Beavers create thriving ecosystems helping us to put nature firmly back on the road to recovery. And they do all this for free!

The Eurasian beaver (Castor fiber) is a large herbivore, a mammal that was formerly native to these shores and once played an important part in our landscape from prehistoric times until it was hunted to extinction in the 16th century for its fur, meat and scent glands. The loss of this charismatic species also led to loss of the mosaic of lakes, meres, mires, tarns and boggy places that it so brilliantly built.

The Wildlife Trusts are working hard to bring these fantastic mammals back to Britain.

Beaver ecology


(c) Nick Upton/Cornwall Wildlife Trust

As large as a Labrador dog, but with shorter legs, the European beaver is robust and heavily built. Two distinctive features are a broad, flat tail, covered with scales, and webbed feet. It has small eyes and ears, and light brown fur. They are mainly nocturnal, emerging just before sunset, but can be active by daylight in quiet areas.

They live in family groups of three to five, comprising an adult pair, kits, yearlings and one or more sub-adults. Females normally reach reproductive age at three years, and can produce one litter each year of two to three kits. Longevity is typically seven or eight years but specimens of up to 25 years have been recorded.

Their diet is entirely herbivorous. In late spring and summer it eats mainly aquatic plants, grasses, ferns and shrubs. At other times, woody species form the major part of its diet. 

A Nature Based Solution

Beavers are often referred to as ecosystem engineers

(c) David Parkyn/ Cornwall Wildlife Trust

They influence stream flows and flood risk

Beaver dams slow the flow of water. Dams hold water, push water sideways and release water slowly, re-wetting surrounding areas and creating complex wetland environments. During flash floods, these dams and associated 'storage' pools in the upper catchment have the capacity to hold water back, reducing the amount of water heading downstream.

Although dams are sometimes washed away, research shows that beavers also restore riverbanks, creating natural meanders which also help slow the flow.

Beaver dams and pools are also beneficial during periods of drought.
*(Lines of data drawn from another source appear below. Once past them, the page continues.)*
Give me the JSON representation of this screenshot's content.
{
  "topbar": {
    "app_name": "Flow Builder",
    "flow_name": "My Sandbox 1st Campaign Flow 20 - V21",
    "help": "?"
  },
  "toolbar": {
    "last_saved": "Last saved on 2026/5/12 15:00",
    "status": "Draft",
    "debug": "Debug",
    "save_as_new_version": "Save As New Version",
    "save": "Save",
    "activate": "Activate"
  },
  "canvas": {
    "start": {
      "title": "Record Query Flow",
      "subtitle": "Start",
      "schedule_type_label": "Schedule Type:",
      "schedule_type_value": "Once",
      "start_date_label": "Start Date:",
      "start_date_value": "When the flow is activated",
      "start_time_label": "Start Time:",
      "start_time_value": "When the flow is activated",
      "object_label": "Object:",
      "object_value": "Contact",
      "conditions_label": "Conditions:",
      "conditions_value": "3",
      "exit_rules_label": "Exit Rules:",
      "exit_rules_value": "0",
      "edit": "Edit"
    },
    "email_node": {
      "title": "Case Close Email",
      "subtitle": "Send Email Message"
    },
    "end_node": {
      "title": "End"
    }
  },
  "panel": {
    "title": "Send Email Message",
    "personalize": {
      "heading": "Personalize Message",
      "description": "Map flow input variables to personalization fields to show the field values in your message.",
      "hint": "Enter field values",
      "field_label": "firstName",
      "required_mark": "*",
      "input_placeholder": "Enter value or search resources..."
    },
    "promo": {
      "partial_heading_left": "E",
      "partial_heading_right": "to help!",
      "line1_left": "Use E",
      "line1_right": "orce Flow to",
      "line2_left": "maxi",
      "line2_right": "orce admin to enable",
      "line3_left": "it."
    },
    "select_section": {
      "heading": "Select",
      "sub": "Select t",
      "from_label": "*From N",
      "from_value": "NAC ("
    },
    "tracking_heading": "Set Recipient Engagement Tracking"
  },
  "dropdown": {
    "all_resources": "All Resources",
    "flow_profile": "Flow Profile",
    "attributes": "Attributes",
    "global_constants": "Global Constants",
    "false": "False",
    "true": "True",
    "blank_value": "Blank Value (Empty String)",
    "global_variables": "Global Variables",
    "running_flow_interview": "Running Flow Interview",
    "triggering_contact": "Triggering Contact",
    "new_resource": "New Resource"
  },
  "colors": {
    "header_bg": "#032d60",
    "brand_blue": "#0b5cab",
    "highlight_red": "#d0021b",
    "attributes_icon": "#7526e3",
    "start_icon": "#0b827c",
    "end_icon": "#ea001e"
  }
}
They are leaky, providing a constant flow of water. Low flows cause serious environmental problems as oxygen levels are depleted and any pollutants are concentrated. 
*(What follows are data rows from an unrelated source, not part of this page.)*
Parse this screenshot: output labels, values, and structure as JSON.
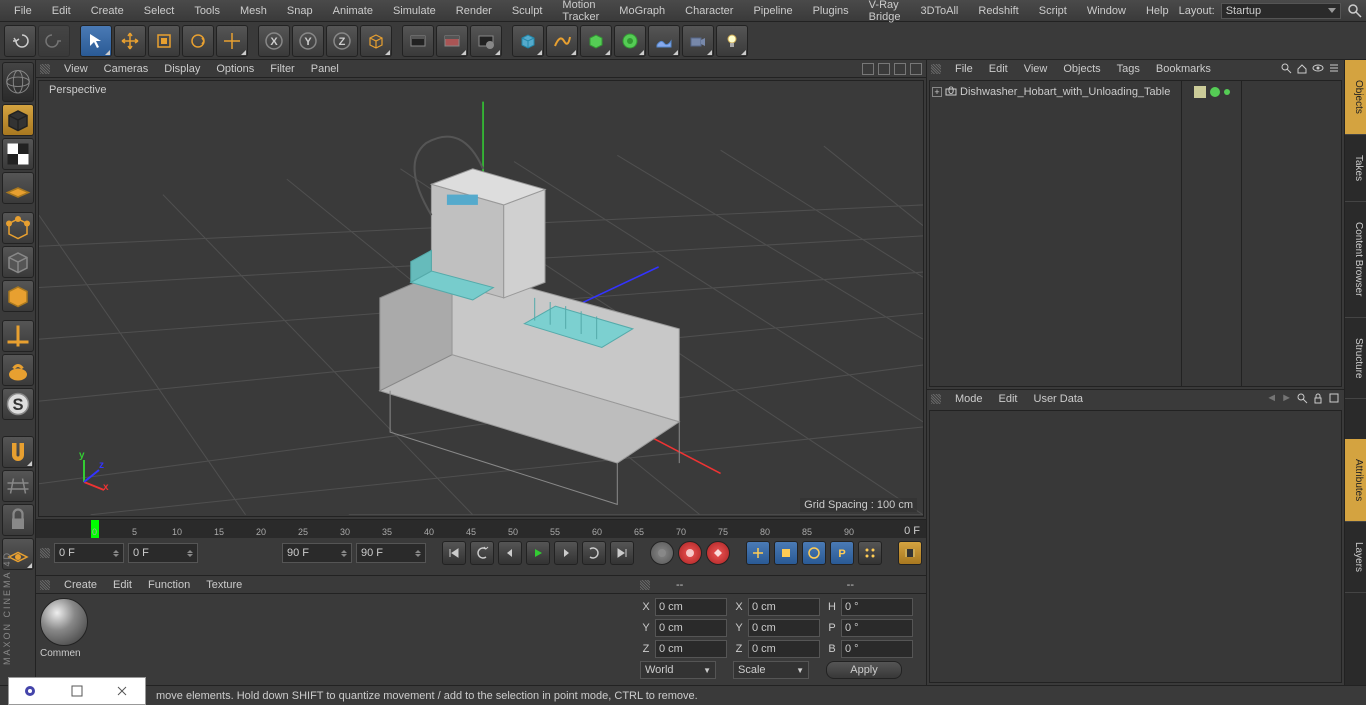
{
  "menu": {
    "items": [
      "File",
      "Edit",
      "Create",
      "Select",
      "Tools",
      "Mesh",
      "Snap",
      "Animate",
      "Simulate",
      "Render",
      "Sculpt",
      "Motion Tracker",
      "MoGraph",
      "Character",
      "Pipeline",
      "Plugins",
      "V-Ray Bridge",
      "3DToAll",
      "Redshift",
      "Script",
      "Window",
      "Help"
    ],
    "layout_label": "Layout:",
    "layout_value": "Startup"
  },
  "viewport": {
    "menu": [
      "View",
      "Cameras",
      "Display",
      "Options",
      "Filter",
      "Panel"
    ],
    "label": "Perspective",
    "grid": "Grid Spacing : 100 cm"
  },
  "timeline": {
    "ticks": [
      "0",
      "5",
      "10",
      "15",
      "20",
      "25",
      "30",
      "35",
      "40",
      "45",
      "50",
      "55",
      "60",
      "65",
      "70",
      "75",
      "80",
      "85",
      "90"
    ],
    "end_label": "0 F",
    "fields": {
      "f1": "0 F",
      "f2": "0 F",
      "f3": "90 F",
      "f4": "90 F"
    }
  },
  "materials": {
    "menu": [
      "Create",
      "Edit",
      "Function",
      "Texture"
    ],
    "item": "Commen"
  },
  "coords": {
    "dash": "--",
    "dash2": "--",
    "X": "0 cm",
    "Y": "0 cm",
    "Z": "0 cm",
    "X2": "0 cm",
    "Y2": "0 cm",
    "Z2": "0 cm",
    "H": "0 °",
    "P": "0 °",
    "B": "0 °",
    "world": "World",
    "scale": "Scale",
    "apply": "Apply"
  },
  "objects": {
    "menu": [
      "File",
      "Edit",
      "View",
      "Objects",
      "Tags",
      "Bookmarks"
    ],
    "item": "Dishwasher_Hobart_with_Unloading_Table"
  },
  "attributes": {
    "menu": [
      "Mode",
      "Edit",
      "User Data"
    ]
  },
  "side_tabs": [
    "Objects",
    "Takes",
    "Content Browser",
    "Structure",
    "Attributes",
    "Layers"
  ],
  "status": "move elements. Hold down SHIFT to quantize movement / add to the selection in point mode, CTRL to remove.",
  "brand": "MAXON CINEMA 4D"
}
Beavers rarely build dams in main rivers downstream. 

Read more about Flooding and Drought


(c) Clare James/Cornwall Wildlife Trust

They improve water quality

By slowing and filtering the water, beaver dams cause sediment and nutrients to be deposited in ponds, improving the quality of water flowing downstream. These pollutants include run off from managed farmland (manure, fertilizer), phosphorous, nitrogen and soil.

These create problems for wildlife in rivers and streams and also need to be removed from human water supplies to meet drinking-quality standards.


(c) David Parkyn/ Cornwall Wildlife Trust

They capture carbon

Beaver wetlands capture carbon, locked up in dams, and boggy vegetation and wet woodlands which are restored, helping to tackle climate change.

They create diverse habitats

Beavers make changes to their habitats, such as digging canal systems, damming water courses, and coppicing tree and shrub species, which create diverse wetlands. In turn these wetlands can bring enormous benefits to other species, such as otters, water shrews, water voles, birds, invertebrates (especially dragonflies) and breeding fish.

Managing beavers

In low lying floodplains where agricultural activities depend on land drains and deep ditches, beaver dams can have more significant impacts. They can obstruct culverts and “restore wetlands” in places that are not compatible with the existing land-uses.

Evidence from elsewhere in Europe shows that instances of beaver dams creating undesirable flooding are uncommon, localised and usually small-scale. Management techniques include the removal of dams, the introduction of overflow piping, or the installation of fencing. The removal and translocation of beavers could be considered. Some countries with sustainable beaver populations permit seasonal hunting and/or lethal control as legitimate management strategies.


Beaver - Nick Upton/Cornwall Wildlife Trust

Many other Wildlife Trusts have been carrying out beaver reintroduction trials working alongside communities and landowners to put beavers into managed and contained sites. It has been a huge success, maximising the benefits that beavers provide. The Wildlife Trusts now have a range of carefully honed techniques, which help avoid or minimise any localised negative impacts which might occur. To read more about these trials:

  • Visit The Wildlife Trusts' website here
  • A lot of the information on this page has been taken from the Devon Wildlife Trust's beaver trial report, here.

For further information, watch this online talk by Welsh Beaver Officer Alicia Leow-Dyke

The Wildlife Trusts are calling for a Beaver Strategy for England. They should be an integral part of a green recovery, playing a major role in helping nature to recover. We want them to have a secure future. 

Read more and add your support here

Hopefully one day beavers will return to Shropshire!

Nature Recovery in Shropshire

Read more

Malcolm Brown

River otter (lutra lutra) (c) Luke Massey/2020VISION